**WORK TO COMPLETE:** When you retype the records that follow, keep each word as it is and drop any pictures.

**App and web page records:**
== Segment start ==

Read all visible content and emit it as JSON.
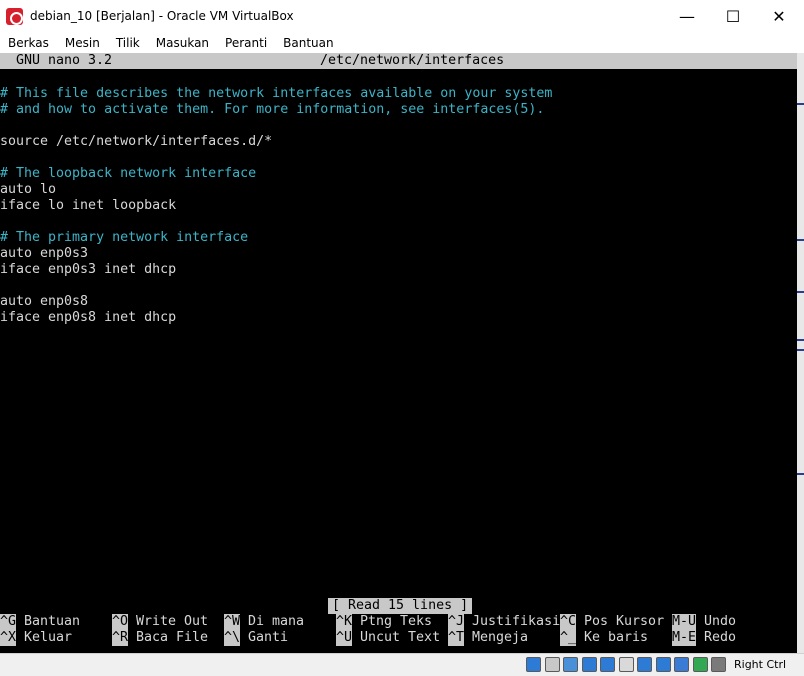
{
  "window": {
    "title": "debian_10 [Berjalan] - Oracle VM VirtualBox",
    "minimize_glyph": "—",
    "maximize_glyph": "☐",
    "close_glyph": "✕"
  },
  "menu": [
    "Berkas",
    "Mesin",
    "Tilik",
    "Masukan",
    "Peranti",
    "Bantuan"
  ],
  "nano": {
    "version": "GNU nano 3.2",
    "filename": "/etc/network/interfaces",
    "status_message": "[ Read 15 lines ]",
    "lines": [
      {
        "text": "",
        "type": "text"
      },
      {
        "text": "# This file describes the network interfaces available on your system",
        "type": "comment"
      },
      {
        "text": "# and how to activate them. For more information, see interfaces(5).",
        "type": "comment"
      },
      {
        "text": "",
        "type": "text"
      },
      {
        "text": "source /etc/network/interfaces.d/*",
        "type": "text"
      },
      {
        "text": "",
        "type": "text"
      },
      {
        "text": "# The loopback network interface",
        "type": "comment"
      },
      {
        "text": "auto lo",
        "type": "text"
      },
      {
        "text": "iface lo inet loopback",
        "type": "text"
      },
      {
        "text": "",
        "type": "text"
      },
      {
        "text": "# The primary network interface",
        "type": "comment"
      },
      {
        "text": "auto enp0s3",
        "type": "text"
      },
      {
        "text": "iface enp0s3 inet dhcp",
        "type": "text"
      },
      {
        "text": "",
        "type": "text"
      },
      {
        "text": "auto enp0s8",
        "type": "text"
      },
      {
        "text": "iface enp0s8 inet dhcp",
        "type": "text"
      }
    ],
    "shortcuts_row1": [
      {
        "key": "^G",
        "label": "Bantuan"
      },
      {
        "key": "^O",
        "label": "Write Out"
      },
      {
        "key": "^W",
        "label": "Di mana"
      },
      {
        "key": "^K",
        "label": "Ptng Teks"
      },
      {
        "key": "^J",
        "label": "Justifikasi"
      },
      {
        "key": "^C",
        "label": "Pos Kursor"
      },
      {
        "key": "M-U",
        "label": "Undo"
      }
    ],
    "shortcuts_row2": [
      {
        "key": "^X",
        "label": "Keluar"
      },
      {
        "key": "^R",
        "label": "Baca File"
      },
      {
        "key": "^\\",
        "label": "Ganti"
      },
      {
        "key": "^U",
        "label": "Uncut Text"
      },
      {
        "key": "^T",
        "label": "Mengeja"
      },
      {
        "key": "^_",
        "label": "Ke baris"
      },
      {
        "key": "M-E",
        "label": "Redo"
      }
    ]
  },
  "statusbar": {
    "host_key": "Right Ctrl",
    "icons": [
      "hard-disk-icon",
      "optical-drive-icon",
      "audio-icon",
      "network-icon",
      "usb-icon",
      "shared-folder-icon",
      "display-icon",
      "video-capture-icon",
      "guest-additions-icon",
      "mouse-integration-icon",
      "keyboard-icon"
    ]
  },
  "colors": {
    "terminal_bg": "#000000",
    "terminal_fg": "#d8d8d8",
    "comment": "#3cb4c8",
    "inverse_bg": "#c8c8c8",
    "app_icon": "#d6202c"
  }
}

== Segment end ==

**YOUR RESPONSE:**
Read all visible content and emit it as JSON.
{
  "window": {
    "title": "debian_10 [Berjalan] - Oracle VM VirtualBox",
    "minimize_glyph": "—",
    "maximize_glyph": "☐",
    "close_glyph": "✕"
  },
  "menu": [
    "Berkas",
    "Mesin",
    "Tilik",
    "Masukan",
    "Peranti",
    "Bantuan"
  ],
  "nano": {
    "version": "GNU nano 3.2",
    "filename": "/etc/network/interfaces",
    "status_message": "[ Read 15 lines ]",
    "lines": [
      {
        "text": "",
        "type": "text"
      },
      {
        "text": "# This file describes the network interfaces available on your system",
        "type": "comment"
      },
      {
        "text": "# and how to activate them. For more information, see interfaces(5).",
        "type": "comment"
      },
      {
        "text": "",
        "type": "text"
      },
      {
        "text": "source /etc/network/interfaces.d/*",
        "type": "text"
      },
      {
        "text": "",
        "type": "text"
      },
      {
        "text": "# The loopback network interface",
        "type": "comment"
      },
      {
        "text": "auto lo",
        "type": "text"
      },
      {
        "text": "iface lo inet loopback",
        "type": "text"
      },
      {
        "text": "",
        "type": "text"
      },
      {
        "text": "# The primary network interface",
        "type": "comment"
      },
      {
        "text": "auto enp0s3",
        "type": "text"
      },
      {
        "text": "iface enp0s3 inet dhcp",
        "type": "text"
      },
      {
        "text": "",
        "type": "text"
      },
      {
        "text": "auto enp0s8",
        "type": "text"
      },
      {
        "text": "iface enp0s8 inet dhcp",
        "type": "text"
      }
    ],
    "shortcuts_row1": [
      {
        "key": "^G",
        "label": "Bantuan"
      },
      {
        "key": "^O",
        "label": "Write Out"
      },
      {
        "key": "^W",
        "label": "Di mana"
      },
      {
        "key": "^K",
        "label": "Ptng Teks"
      },
      {
        "key": "^J",
        "label": "Justifikasi"
      },
      {
        "key": "^C",
        "label": "Pos Kursor"
      },
      {
        "key": "M-U",
        "label": "Undo"
      }
    ],
    "shortcuts_row2": [
      {
        "key": "^X",
        "label": "Keluar"
      },
      {
        "key": "^R",
        "label": "Baca File"
      },
      {
        "key": "^\\",
        "label": "Ganti"
      },
      {
        "key": "^U",
        "label": "Uncut Text"
      },
      {
        "key": "^T",
        "label": "Mengeja"
      },
      {
        "key": "^_",
        "label": "Ke baris"
      },
      {
        "key": "M-E",
        "label": "Redo"
      }
    ]
  },
  "statusbar": {
    "host_key": "Right Ctrl",
    "icons": [
      "hard-disk-icon",
      "optical-drive-icon",
      "audio-icon",
      "network-icon",
      "usb-icon",
      "shared-folder-icon",
      "display-icon",
      "video-capture-icon",
      "guest-additions-icon",
      "mouse-integration-icon",
      "keyboard-icon"
    ]
  },
  "colors": {
    "terminal_bg": "#000000",
    "terminal_fg": "#d8d8d8",
    "comment": "#3cb4c8",
    "inverse_bg": "#c8c8c8",
    "app_icon": "#d6202c"
  }
}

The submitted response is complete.